By Giselda Vagnoni
ROME, Feb 5 (Reuters) - The International Monetary Fund said on Tuesday that Italy's central bank did a good job in its oversight of crisis-hit Monte dei Paschi di Siena, in a boost for ECB chief Mario Draghi, who led the Bank of Italy as Monte Paschi ran into trouble.
An IMF team was in Italy until last week to conduct the first part of an assessment of Italy's financial system and Monte Paschi was among the issues it discussed with the BoI.
"The IMF team's preliminary view is that the Bank of Italy (BoI) took timely and appropriate action - within the limits of the legal framework - to address problems at MPS," the IMF's chief spokesman Gerry Rice told Reuters.
"Oversight was close and supervisory action escalated appropriately as MPS's problems became acute," Rice said in a written statement.
The central bank has been widely criticised over its oversight of Monte Paschi, which is set to tap 3.9 billion euros of state loans and whose former management is under investigation for fraud and other financial crimes.
The IMF's backing will be particularly welcomed by Draghi, who was BoI governor between 2006 and 2011 when the opaque derivatives trades Monte Paschi officials allegedly set up to massage its accounts were conducted and came to light.
He has not yet commented on the case, but can expect to be questioned on it by reporters at the ECB's monthly news conference on Thursday.
The world's oldest bank has been at the centre of a financial and political storm since last month when it revealed that it faced losses of some 720 million euros ($986 million from those derivatives and structured finance operations.
The BoI, which is itself being investigated by prosecutors for an alleged lack of vigilance in a case brought by a consumer body, has defended itself both in written statements and in comments by current Governor Ignazio Visco.
Last month it approved the 3.9 billion euros ($5.3 billion) of state loans needed by Monte Paschi to shore up its capital.
The BoI says it did everything in its powers to oversee Monte Paschi, including forcing it to raise new capital and applying behind the scenes pressure to force out its executives, who left last year.
But the BoI has been under fire for not acting faster to sanction those managers and make its doubts public even though its inspectors had spotted the derivatives contracts at the centre of the scandal back in mid-2010..
Monte Paschi's woes stem back to its 2007 acquisition of smaller rival Antonveneta for 9 billion euros in cash from Spain's Santander just a few months after Santander had bought it for 6.6 bln euros.
Senior bankers questioned why the Bank of Italy, then led by Mario Draghi, allowed MPS to undertake the operation, which stretched its finances to the limits.

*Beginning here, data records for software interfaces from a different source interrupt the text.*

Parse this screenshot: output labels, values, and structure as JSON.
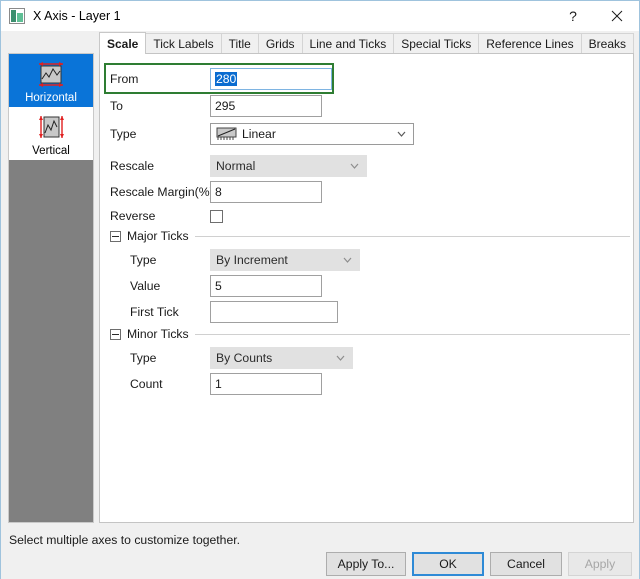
{
  "window": {
    "title": "X Axis - Layer 1",
    "icon": "axis-graph-icon",
    "help_label": "?",
    "close_label": "✕"
  },
  "tabs": [
    {
      "label": "Scale",
      "active": true
    },
    {
      "label": "Tick Labels",
      "active": false
    },
    {
      "label": "Title",
      "active": false
    },
    {
      "label": "Grids",
      "active": false
    },
    {
      "label": "Line and Ticks",
      "active": false
    },
    {
      "label": "Special Ticks",
      "active": false
    },
    {
      "label": "Reference Lines",
      "active": false
    },
    {
      "label": "Breaks",
      "active": false
    }
  ],
  "sidebar": {
    "items": [
      {
        "label": "Horizontal",
        "icon": "horizontal-axis-icon",
        "selected": true
      },
      {
        "label": "Vertical",
        "icon": "vertical-axis-icon",
        "selected": false
      }
    ]
  },
  "scale": {
    "from": {
      "label": "From",
      "value": "280",
      "selected": true
    },
    "to": {
      "label": "To",
      "value": "295"
    },
    "type": {
      "label": "Type",
      "value": "Linear",
      "icon": "linear-scale-icon"
    },
    "rescale": {
      "label": "Rescale",
      "value": "Normal"
    },
    "rescale_margin": {
      "label": "Rescale Margin(%)",
      "value": "8"
    },
    "reverse": {
      "label": "Reverse",
      "checked": false
    },
    "major_ticks": {
      "label": "Major Ticks",
      "type": {
        "label": "Type",
        "value": "By Increment"
      },
      "value": {
        "label": "Value",
        "value": "5"
      },
      "first_tick": {
        "label": "First Tick",
        "value": ""
      }
    },
    "minor_ticks": {
      "label": "Minor Ticks",
      "type": {
        "label": "Type",
        "value": "By Counts"
      },
      "count": {
        "label": "Count",
        "value": "1"
      }
    }
  },
  "status": {
    "text": "Select multiple axes to customize together."
  },
  "buttons": {
    "apply_to": "Apply To...",
    "ok": "OK",
    "cancel": "Cancel",
    "apply": "Apply"
  },
  "colors": {
    "selection_blue": "#0a74d8",
    "highlight_green": "#2e7d32",
    "focus_blue": "#2e8ad6",
    "sidebar_gray": "#808080"
  }
}
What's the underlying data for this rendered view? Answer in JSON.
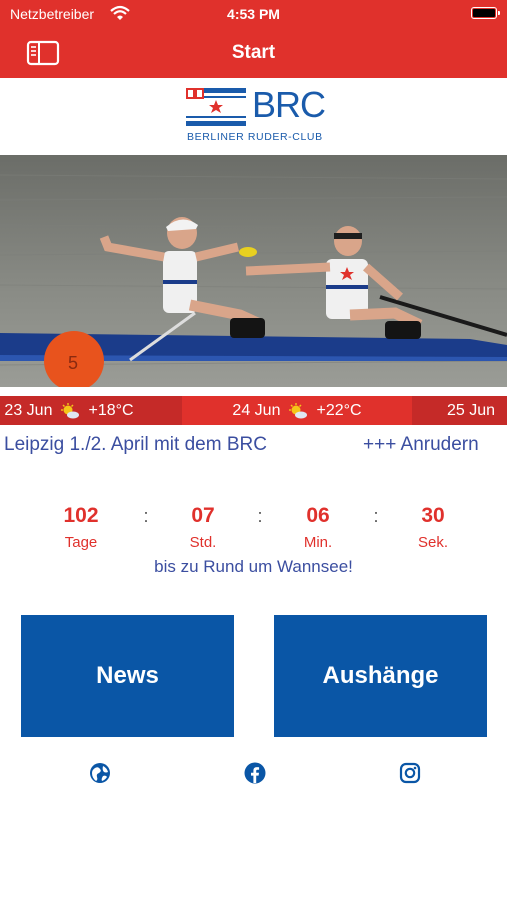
{
  "status_bar": {
    "carrier": "Netzbetreiber",
    "time": "4:53 PM"
  },
  "nav": {
    "title": "Start"
  },
  "logo": {
    "name": "BRC",
    "subtitle": "BERLINER RUDER-CLUB"
  },
  "hero": {
    "buoy_number": "5"
  },
  "weather": [
    {
      "date": "23 Jun",
      "temp": "+18°C",
      "icon": "sun-cloud-icon"
    },
    {
      "date": "24 Jun",
      "temp": "+22°C",
      "icon": "sun-cloud-icon"
    },
    {
      "date": "25 Jun",
      "temp": "",
      "icon": ""
    }
  ],
  "ticker": {
    "item_1": "Leipzig 1./2. April mit dem BRC",
    "item_2": "+++ Anrudern"
  },
  "countdown": {
    "days": "102",
    "days_label": "Tage",
    "hours": "07",
    "hours_label": "Std.",
    "minutes": "06",
    "minutes_label": "Min.",
    "seconds": "30",
    "seconds_label": "Sek.",
    "separator": ":",
    "caption": "bis zu Rund um Wannsee!"
  },
  "tiles": {
    "news": "News",
    "notices": "Aushänge"
  },
  "social": [
    "globe-icon",
    "facebook-icon",
    "instagram-icon"
  ],
  "colors": {
    "brand_red": "#e0312c",
    "dark_red": "#c52a28",
    "brand_blue": "#0a56a6",
    "text_blue": "#3b4ea0"
  }
}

Prosecutors now suspect bribes were paid to facilitate the deal.
The Vatican on Tuesday denied an Italian newspaper report linking its IOR bank to Monte Paschi's takeover of Antonveneta.
Prosecutors on Monday called Monte Paschi's former chairman Giuseppe Mussari for questioning for the first time but then accepted his request to have the interrogation postponed to Thursday because some members of his legal team were absent.
The scandal is also a burning political issue, three weeks before Italians vote in a national election on Feb. 24-25, because of the tight links between Monte Paschi and regional politicians - mainly on the left - who dominate the shareholder foundation which controls the 540-year-old bank.